**What is required**:
Return each line of the records below that contains the word "info".

(Entries from a dataset of interfaces)
-------
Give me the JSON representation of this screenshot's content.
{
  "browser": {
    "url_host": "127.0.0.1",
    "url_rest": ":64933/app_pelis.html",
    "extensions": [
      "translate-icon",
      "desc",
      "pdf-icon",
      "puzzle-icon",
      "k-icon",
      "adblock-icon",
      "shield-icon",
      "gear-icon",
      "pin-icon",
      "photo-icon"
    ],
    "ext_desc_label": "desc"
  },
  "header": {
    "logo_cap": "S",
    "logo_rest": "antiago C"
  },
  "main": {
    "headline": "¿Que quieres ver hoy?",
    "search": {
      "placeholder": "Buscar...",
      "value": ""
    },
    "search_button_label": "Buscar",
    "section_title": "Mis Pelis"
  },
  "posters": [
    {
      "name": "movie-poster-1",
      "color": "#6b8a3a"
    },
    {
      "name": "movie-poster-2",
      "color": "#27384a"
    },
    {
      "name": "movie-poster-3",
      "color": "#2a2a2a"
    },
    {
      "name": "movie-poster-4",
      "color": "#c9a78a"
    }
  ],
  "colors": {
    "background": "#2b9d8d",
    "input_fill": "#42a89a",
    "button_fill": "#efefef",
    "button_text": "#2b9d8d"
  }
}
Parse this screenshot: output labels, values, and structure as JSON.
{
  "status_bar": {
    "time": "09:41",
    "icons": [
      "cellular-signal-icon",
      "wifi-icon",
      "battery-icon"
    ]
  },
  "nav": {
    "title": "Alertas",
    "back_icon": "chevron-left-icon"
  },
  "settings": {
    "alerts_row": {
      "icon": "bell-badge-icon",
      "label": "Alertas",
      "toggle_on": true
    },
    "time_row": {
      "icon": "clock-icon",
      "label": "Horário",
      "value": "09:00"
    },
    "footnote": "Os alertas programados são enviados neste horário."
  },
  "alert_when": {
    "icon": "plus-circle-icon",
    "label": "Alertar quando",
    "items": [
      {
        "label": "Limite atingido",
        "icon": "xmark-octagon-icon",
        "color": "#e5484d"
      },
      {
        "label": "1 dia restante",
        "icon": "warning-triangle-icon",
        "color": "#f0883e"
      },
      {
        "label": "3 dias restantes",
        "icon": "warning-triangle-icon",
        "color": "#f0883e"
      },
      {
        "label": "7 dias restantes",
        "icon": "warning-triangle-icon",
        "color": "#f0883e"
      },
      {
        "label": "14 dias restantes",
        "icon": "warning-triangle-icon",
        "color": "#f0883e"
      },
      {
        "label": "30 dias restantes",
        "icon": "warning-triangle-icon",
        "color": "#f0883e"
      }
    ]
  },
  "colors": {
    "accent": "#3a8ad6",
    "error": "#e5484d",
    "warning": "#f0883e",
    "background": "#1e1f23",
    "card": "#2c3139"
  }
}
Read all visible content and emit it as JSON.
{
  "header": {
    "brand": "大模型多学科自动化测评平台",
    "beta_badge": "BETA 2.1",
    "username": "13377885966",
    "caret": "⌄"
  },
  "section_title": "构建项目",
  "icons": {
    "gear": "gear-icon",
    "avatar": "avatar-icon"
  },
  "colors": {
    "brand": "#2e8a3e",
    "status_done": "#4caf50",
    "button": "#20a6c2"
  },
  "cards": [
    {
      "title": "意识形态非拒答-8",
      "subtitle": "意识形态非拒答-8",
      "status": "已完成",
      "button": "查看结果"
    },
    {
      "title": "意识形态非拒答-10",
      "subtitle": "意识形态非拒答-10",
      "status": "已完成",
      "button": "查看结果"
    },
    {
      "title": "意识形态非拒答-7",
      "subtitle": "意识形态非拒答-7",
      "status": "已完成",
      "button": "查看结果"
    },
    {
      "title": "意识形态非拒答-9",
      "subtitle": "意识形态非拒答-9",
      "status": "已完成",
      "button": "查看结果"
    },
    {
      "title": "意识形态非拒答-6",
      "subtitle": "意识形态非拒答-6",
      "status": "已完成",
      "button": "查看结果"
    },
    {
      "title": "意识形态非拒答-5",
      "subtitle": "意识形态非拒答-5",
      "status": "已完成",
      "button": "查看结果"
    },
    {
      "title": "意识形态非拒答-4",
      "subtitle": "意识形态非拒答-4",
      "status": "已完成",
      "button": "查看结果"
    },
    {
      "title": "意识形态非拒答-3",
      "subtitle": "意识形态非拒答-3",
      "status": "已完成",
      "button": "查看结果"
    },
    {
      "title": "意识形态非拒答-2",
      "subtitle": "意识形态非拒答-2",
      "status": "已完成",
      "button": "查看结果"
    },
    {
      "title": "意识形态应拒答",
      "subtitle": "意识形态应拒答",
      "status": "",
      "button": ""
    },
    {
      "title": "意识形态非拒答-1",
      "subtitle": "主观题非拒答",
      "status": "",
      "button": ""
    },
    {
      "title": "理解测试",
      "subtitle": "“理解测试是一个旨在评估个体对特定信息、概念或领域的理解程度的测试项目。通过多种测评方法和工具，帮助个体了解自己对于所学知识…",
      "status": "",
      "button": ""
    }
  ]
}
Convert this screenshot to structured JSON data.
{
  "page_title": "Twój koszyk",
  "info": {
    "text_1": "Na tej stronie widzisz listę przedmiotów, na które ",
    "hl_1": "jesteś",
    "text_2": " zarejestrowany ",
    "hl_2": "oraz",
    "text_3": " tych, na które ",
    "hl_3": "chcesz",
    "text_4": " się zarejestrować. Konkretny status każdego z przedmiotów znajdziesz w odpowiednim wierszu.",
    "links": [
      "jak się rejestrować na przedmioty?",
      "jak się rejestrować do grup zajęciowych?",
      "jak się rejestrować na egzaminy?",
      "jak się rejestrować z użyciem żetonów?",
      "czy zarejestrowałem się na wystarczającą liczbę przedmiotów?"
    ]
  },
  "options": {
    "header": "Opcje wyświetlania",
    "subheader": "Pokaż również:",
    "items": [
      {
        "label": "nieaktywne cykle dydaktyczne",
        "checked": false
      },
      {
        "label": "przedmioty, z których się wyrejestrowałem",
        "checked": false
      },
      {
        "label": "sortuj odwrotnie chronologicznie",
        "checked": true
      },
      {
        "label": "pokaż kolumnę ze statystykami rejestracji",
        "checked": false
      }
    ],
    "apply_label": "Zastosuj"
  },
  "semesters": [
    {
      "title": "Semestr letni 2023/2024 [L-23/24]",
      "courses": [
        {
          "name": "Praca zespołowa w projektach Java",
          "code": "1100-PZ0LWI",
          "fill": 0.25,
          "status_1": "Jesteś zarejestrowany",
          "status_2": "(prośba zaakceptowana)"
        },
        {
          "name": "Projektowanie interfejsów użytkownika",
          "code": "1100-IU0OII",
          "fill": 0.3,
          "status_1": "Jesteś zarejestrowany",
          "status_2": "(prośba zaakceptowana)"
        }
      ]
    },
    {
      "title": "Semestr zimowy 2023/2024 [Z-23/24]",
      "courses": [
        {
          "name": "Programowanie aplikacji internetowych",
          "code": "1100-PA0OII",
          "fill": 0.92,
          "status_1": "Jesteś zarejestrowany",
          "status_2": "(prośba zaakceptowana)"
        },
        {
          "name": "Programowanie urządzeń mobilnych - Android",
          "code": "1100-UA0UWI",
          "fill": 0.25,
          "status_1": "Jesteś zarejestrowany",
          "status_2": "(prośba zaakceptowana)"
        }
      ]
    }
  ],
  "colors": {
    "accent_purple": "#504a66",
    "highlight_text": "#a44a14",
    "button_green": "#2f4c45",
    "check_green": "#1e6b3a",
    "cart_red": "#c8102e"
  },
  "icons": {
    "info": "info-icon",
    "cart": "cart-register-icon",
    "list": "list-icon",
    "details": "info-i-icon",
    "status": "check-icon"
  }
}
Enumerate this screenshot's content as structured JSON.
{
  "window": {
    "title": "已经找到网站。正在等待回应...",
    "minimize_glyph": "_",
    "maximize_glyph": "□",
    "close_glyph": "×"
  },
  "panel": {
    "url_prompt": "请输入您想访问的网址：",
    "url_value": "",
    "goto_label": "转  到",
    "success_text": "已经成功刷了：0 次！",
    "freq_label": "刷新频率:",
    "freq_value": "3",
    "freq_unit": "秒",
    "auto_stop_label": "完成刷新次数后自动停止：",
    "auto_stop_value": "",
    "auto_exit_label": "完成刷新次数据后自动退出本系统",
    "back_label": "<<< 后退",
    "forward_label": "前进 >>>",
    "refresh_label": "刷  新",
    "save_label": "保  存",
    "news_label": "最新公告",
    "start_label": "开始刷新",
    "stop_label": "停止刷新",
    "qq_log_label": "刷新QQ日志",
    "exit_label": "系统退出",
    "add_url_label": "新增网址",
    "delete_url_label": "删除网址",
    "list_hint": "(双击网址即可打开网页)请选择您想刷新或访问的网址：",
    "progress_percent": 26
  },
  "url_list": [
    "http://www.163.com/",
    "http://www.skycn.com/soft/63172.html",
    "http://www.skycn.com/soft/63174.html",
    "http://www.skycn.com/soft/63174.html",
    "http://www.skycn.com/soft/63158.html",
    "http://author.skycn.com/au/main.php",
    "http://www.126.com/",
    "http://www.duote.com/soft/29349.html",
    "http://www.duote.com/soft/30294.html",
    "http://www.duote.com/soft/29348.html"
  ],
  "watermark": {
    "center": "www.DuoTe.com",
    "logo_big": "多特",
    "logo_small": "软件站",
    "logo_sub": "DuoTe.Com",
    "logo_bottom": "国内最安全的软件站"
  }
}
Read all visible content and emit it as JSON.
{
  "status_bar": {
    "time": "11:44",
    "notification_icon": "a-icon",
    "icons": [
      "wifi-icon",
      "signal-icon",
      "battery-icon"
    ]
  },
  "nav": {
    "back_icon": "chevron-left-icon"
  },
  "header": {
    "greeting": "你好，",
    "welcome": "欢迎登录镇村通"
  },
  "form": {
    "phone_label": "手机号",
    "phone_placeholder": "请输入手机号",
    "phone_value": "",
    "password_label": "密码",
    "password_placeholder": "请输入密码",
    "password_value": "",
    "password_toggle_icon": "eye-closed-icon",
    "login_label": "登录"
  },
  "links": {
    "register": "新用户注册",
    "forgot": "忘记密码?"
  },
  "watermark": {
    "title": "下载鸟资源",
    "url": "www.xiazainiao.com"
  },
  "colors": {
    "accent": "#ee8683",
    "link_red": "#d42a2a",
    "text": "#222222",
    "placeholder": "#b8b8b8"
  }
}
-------
**Task solution**:
  "info": {
    "info": "info-icon",
    "details": "info-i-icon",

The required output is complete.